Manual: End customer (victim) requests from a Self-Service portal.
How does On-demand mitigation work?
Once a request to activate DDoS mitigation is received, the cloud Provider must provision multiple network elements.
- Provision virtual network in the multi-tenant infrastructure – This step requires configuring multiple switches, routers, load-balancers as well as mitigation appliances. (Note: Some providers may provision the virtual network when customer is on-boarded).
- Configure GRE tunnels to return clean traffic to the client (victim).
- Update BGP Flow tables to re-route traffic destined to the victim to the scrubbing center.
- Once the attack is mitigated, restore the BGP Flow tables.
- De-provision the virtual network – (opposite of the first step above).
How can Network Orchestration help with On-demand mitigation?
Segmentation in a Multi-tenant network: The cloud provider must ensure separation of multiple tenants. Network Service Orchestration can automate the creation and deletion of segmentation across the multi-vendor infrastructure.

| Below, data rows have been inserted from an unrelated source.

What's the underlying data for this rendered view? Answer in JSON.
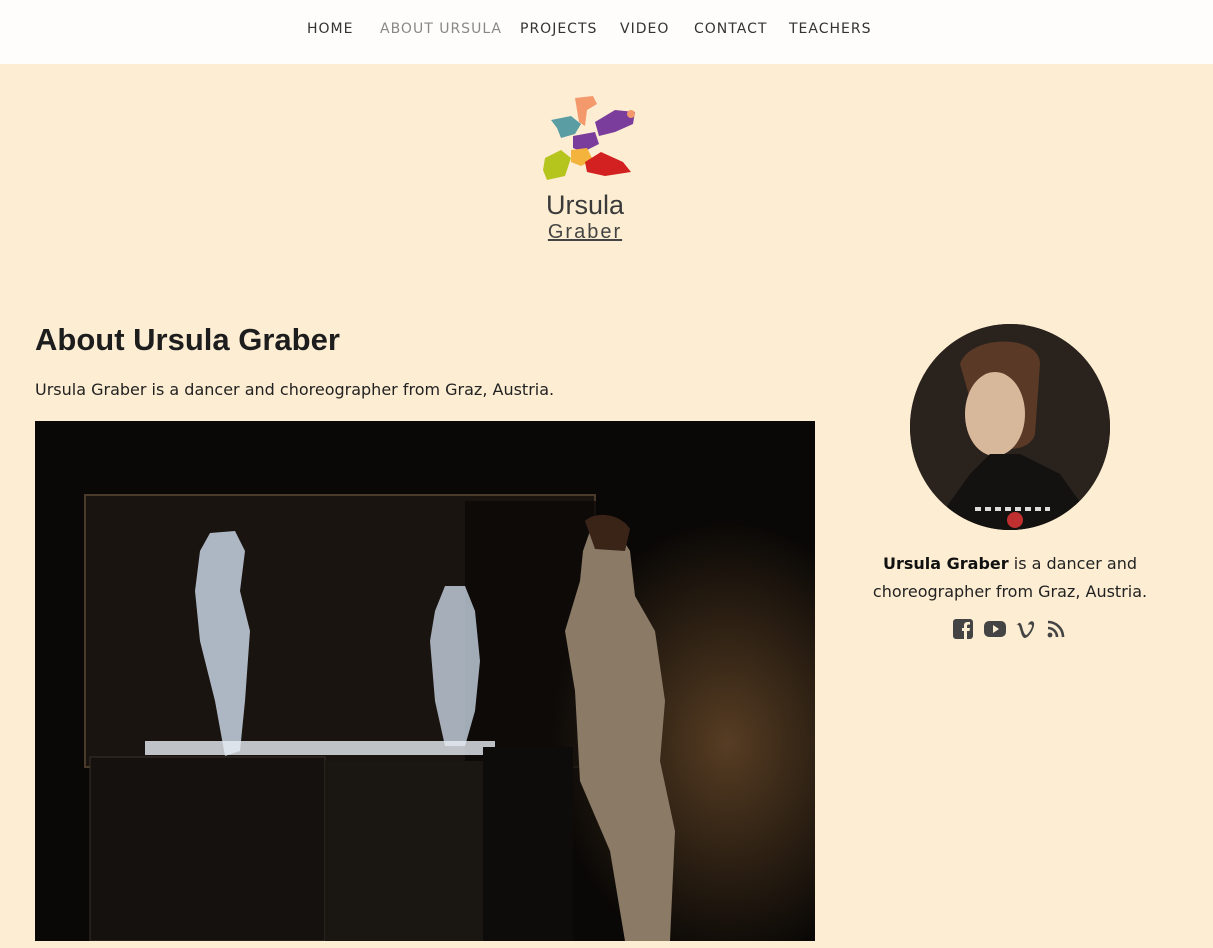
{
  "nav": {
    "items": [
      {
        "label": "HOME"
      },
      {
        "label": "ABOUT URSULA",
        "active": true
      },
      {
        "label": "PROJECTS"
      },
      {
        "label": "VIDEO"
      },
      {
        "label": "CONTACT"
      },
      {
        "label": "TEACHERS"
      }
    ]
  },
  "logo": {
    "name": "Ursula",
    "sub": "Graber"
  },
  "main": {
    "title": "About Ursula Graber",
    "intro": "Ursula Graber is a dancer and choreographer from Graz, Austria."
  },
  "sidebar": {
    "bio_name": "Ursula Graber",
    "bio_rest": " is a dancer and choreographer from Graz, Austria.",
    "social": [
      "facebook-icon",
      "youtube-icon",
      "vimeo-icon",
      "rss-icon"
    ]
  },
  "colors": {
    "background": "#fdeed3",
    "nav_bg": "#fffdfb",
    "text": "#222222",
    "active_nav": "#888888"
  }
}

Service chaining across L2-L7 multi-vendor devices: When customers network is under attack, time is of the essence. Any manual steps to configure complex network protocols and configurations are error-prone and time-consuming. Network Service Orchestration avoids all human errors, introduces consistency and delivers the entire tenant virtual network within minutes.
Extensible Service models: Network architects can extend and customize the YANG service models to define various workflows as per the existing best practices.

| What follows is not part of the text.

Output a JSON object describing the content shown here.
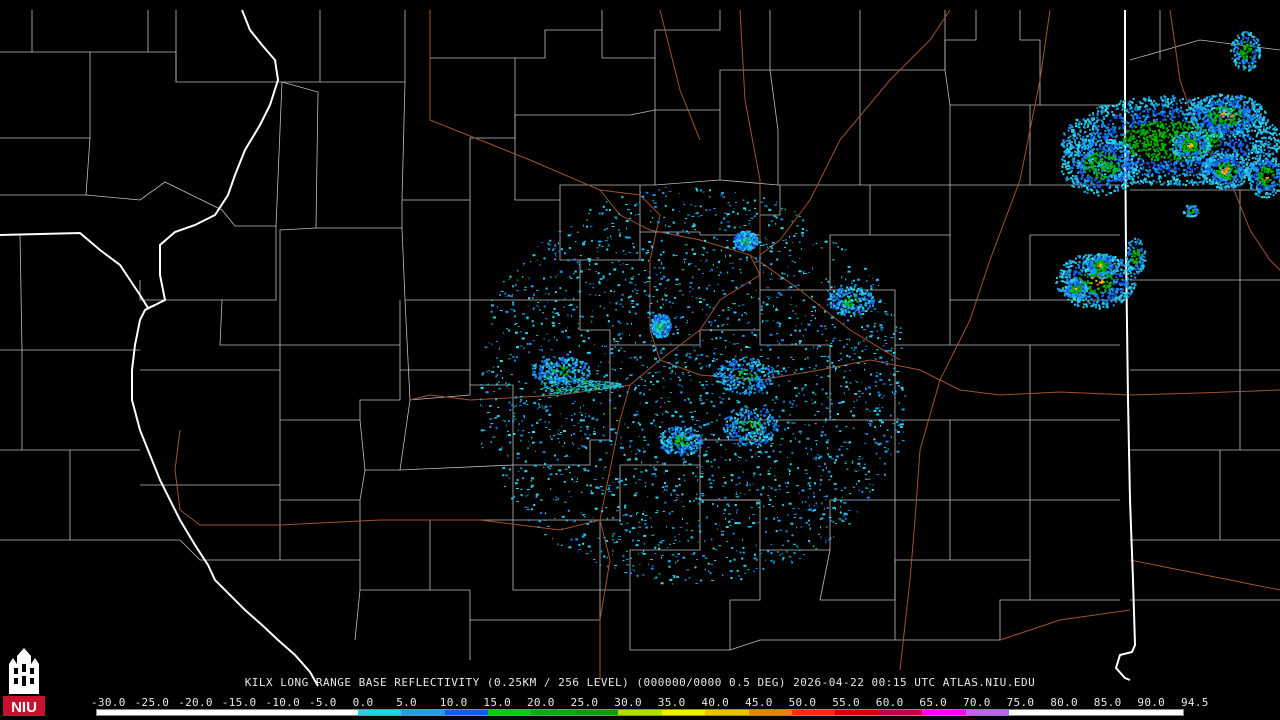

Capacity planning: Network Service Orchestrator keeps track of the real-time inventory of various physical and virtual resources and accordingly provisions the network. This proactive approach avoids the hassle of running out of capacity at the critical time to serve customers under attack.
Service Assurance: Network Service Orchestrator validates the current device config with the policy and resolves any inconsistency. As part of the YANG model, network architect can introduce SLA levels, mitigation steps to automate Service Assurance.
Integration with Self-Service catalog: Entire functionality of Network Service Orchestrator is available via API, and integrates with Self-Service portals as well as ticketing systems such as Service Now, BMC Remedy or OSS/BSS.